Praying With Scripture
How easy it is to fall into the routine of
responding "Thanks be to God" whenever
we hear someone say "The Word of the
Lord". At times, it almost seems as
if "The Word of the Lord" is a
wake-up call after we have daydreamed for
a little while - are we really thankful,
or are we even aware, of this great Gift
given to us in the Word of the Lord?
Mary of Bethany treasured this Word. While
her sister Martha was distracted with much
serving, Mary received the Lord into her
house, and sat at His feet to listen to His
teaching. When Martha complained about Mary
not helping, the Lord replied: ""Martha,
Martha, you are anxious and troubled about
many things; one thing is needful. Mary has
chosen the good portion, which shall not
be taken away from her." (Luke 10.41-42).
Do we take the time to receive the Lord into
our hearts when we hear the words "A
reading from the book…"? Do we find
the presence of mind to remain in peace,
listening attentively at His feet while the
reading is spoken, or are we distracted like
Martha, thinking about the things that vie
for our attention rather than the Word?
In the Transfiguration, when the glory of
Jesus was revealed to three of the Apostles,
they heard the words of the Father spoken:
"This is my beloved Son, with whom I
am well pleased; listen to Him." (Matthew
17.5) Even today, these words are given to
us as a reminder to recall the great gift
that the Father has given to us in His Son.
When we listen to Him as we are called to
do, we open our hearts to accept the message
contained in the words spoken. We call to
mind the teaching behind the words, and we
ponder the meaning. We respond verbally with
thanksgiving, and internally with a resolve
to welcome the message of the Word deep within.
We allow the Word to take root and become
part of us.
In listening to the Word, we try to minimize
the internal noise of the many distractions
clamoring for our attention. St. John of
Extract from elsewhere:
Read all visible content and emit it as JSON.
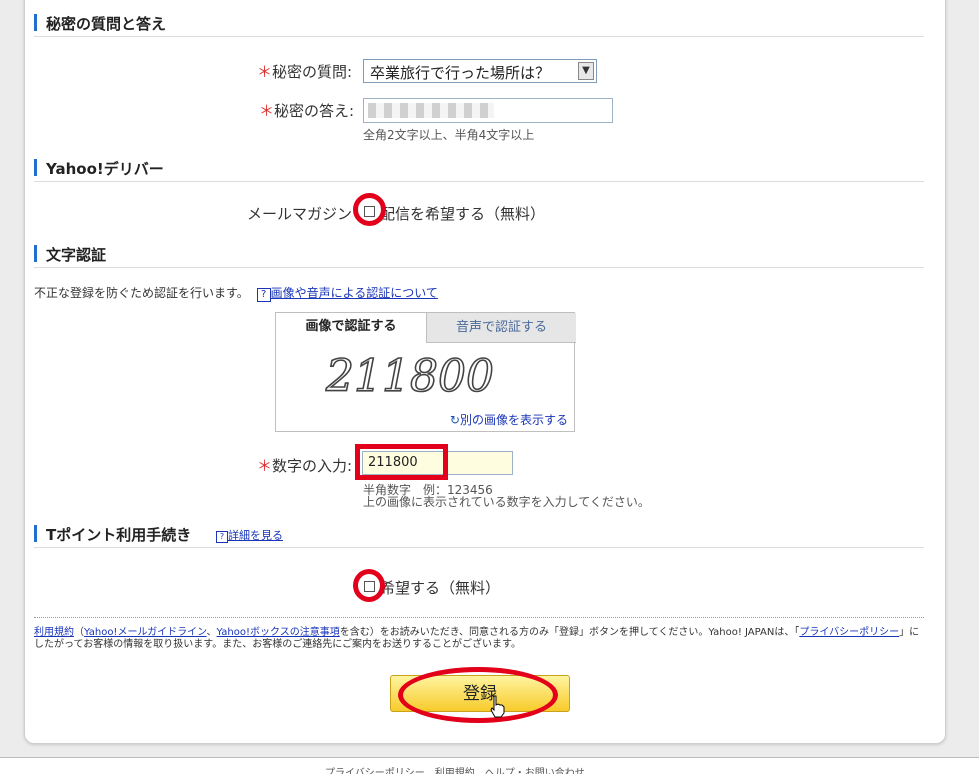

the Cross explains: "We shut the door
to all things [from which] distraction may
come, causing the memory to be still and
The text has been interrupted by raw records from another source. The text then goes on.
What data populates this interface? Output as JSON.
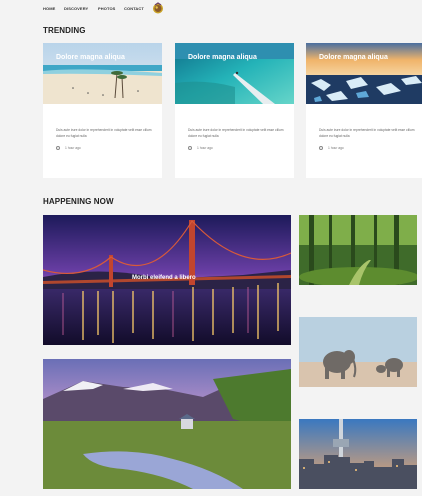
{
  "nav": {
    "items": [
      "HOME",
      "DISCOVERY",
      "PHOTOS",
      "CONTACT"
    ]
  },
  "trending": {
    "title": "TRENDING",
    "cards": [
      {
        "title": "Dolore magna aliqua",
        "text": "Duis aute irure dolor in reprehenderit in voluptate velit esse cillum dolore eu fugiat nulla",
        "meta": "1 hour ago"
      },
      {
        "title": "Dolore magna aliqua",
        "text": "Duis aute irure dolor in reprehenderit in voluptate velit esse cillum dolore eu fugiat nulla",
        "meta": "1 hour ago"
      },
      {
        "title": "Dolore magna aliqua",
        "text": "Duis aute irure dolor in reprehenderit in voluptate velit esse cillum dolore eu fugiat nulla",
        "meta": "1 hour ago"
      }
    ]
  },
  "happening": {
    "title": "HAPPENING NOW",
    "featured_caption": "Morbi eleifend a libero"
  },
  "colors": {
    "background": "#f3f3f3",
    "card": "#ffffff",
    "heading": "#222222"
  },
  "icons": [
    "logo-icon",
    "clock-icon"
  ]
}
dumb, and the ear of the spirit to be attentive,
in silence, to God alone, saying with the
Prophet: "Speak, Lord, for Your servant
is listening. [1 Sm. 3.10]." (Ascent
of Mount Carmel, III.3.5).
Listening is not only part of the Liturgy
of the Word at Mass; it is a fundamental
part of our personal prayer. If we only speak
to the Lord without listening to Him, how
will our relationship with Him ever grow?
We have often heard it said that "listening
is the first duty of love."
A practical way to invite Him to speak to
us, and then to practice our listening, is
divine reading (or lectio divina). Lectio
Divina is a practical method of reading the
Word of God properly. Let us break open the
bible to the Parable of the Sower (Mark 4.1-20).
Finding a quiet and peaceful place, let us
read the passage very slowly, pronouncing
each syllable with care. Let the words be
heard clearly as they are spoken out loud.
Repeat each verse slowly as needed to allow
it to soak in. As we read, let us ponder
the meaning of the words in our minds, and
cherish them in our hearts. After five or
ten minutes of reading a short passage in
this way, it becomes planted in our hearts.
Let us spend another five or ten minutes
pondering the meaning of the passage, relating
to it as best as we can with the understanding
we have been given. Then let us respond to
the message we have heard with a resolve
to take what we learned to heart and to put
it into practice the next day.
This poem captures the beauty of the prayer
of listening to the Word deeply and meditatively,
from the perspective of Mary of Bethany.
Listen To Him
Mary welcomes Him from her heart,
And nestles at His feet to hear
Each word His lips are to impart --
Her mind is attentive and clear.
Like parched soil in early spring,
Her heart awaits to hear Him speak;
The rains of grace shower, stirring
Her heart to hold the Word she seeks.
The Word she hears becomes like seed:
In listening, this Word is sown;
The rains of grace nurture her need,
For this Word to mature full-grown.
He will speak to the heart that hears:
That cherishes the Word He brings;
That opens to Him as He nears -
And responds with heart-felt stirrings.
The seed that bears fruit is the Word;
How fertile are the hearts that heard!
Holy Spirit, open our ears
And hearts to welcome the Word in;
Form in us a true heart that hears
That the Word may take root within.
St John of the Cross, Ascent of Mount
Catechism of the Catholic Church, paragraphs
2653, 2654, 2667
(c) Paul Buis, 2005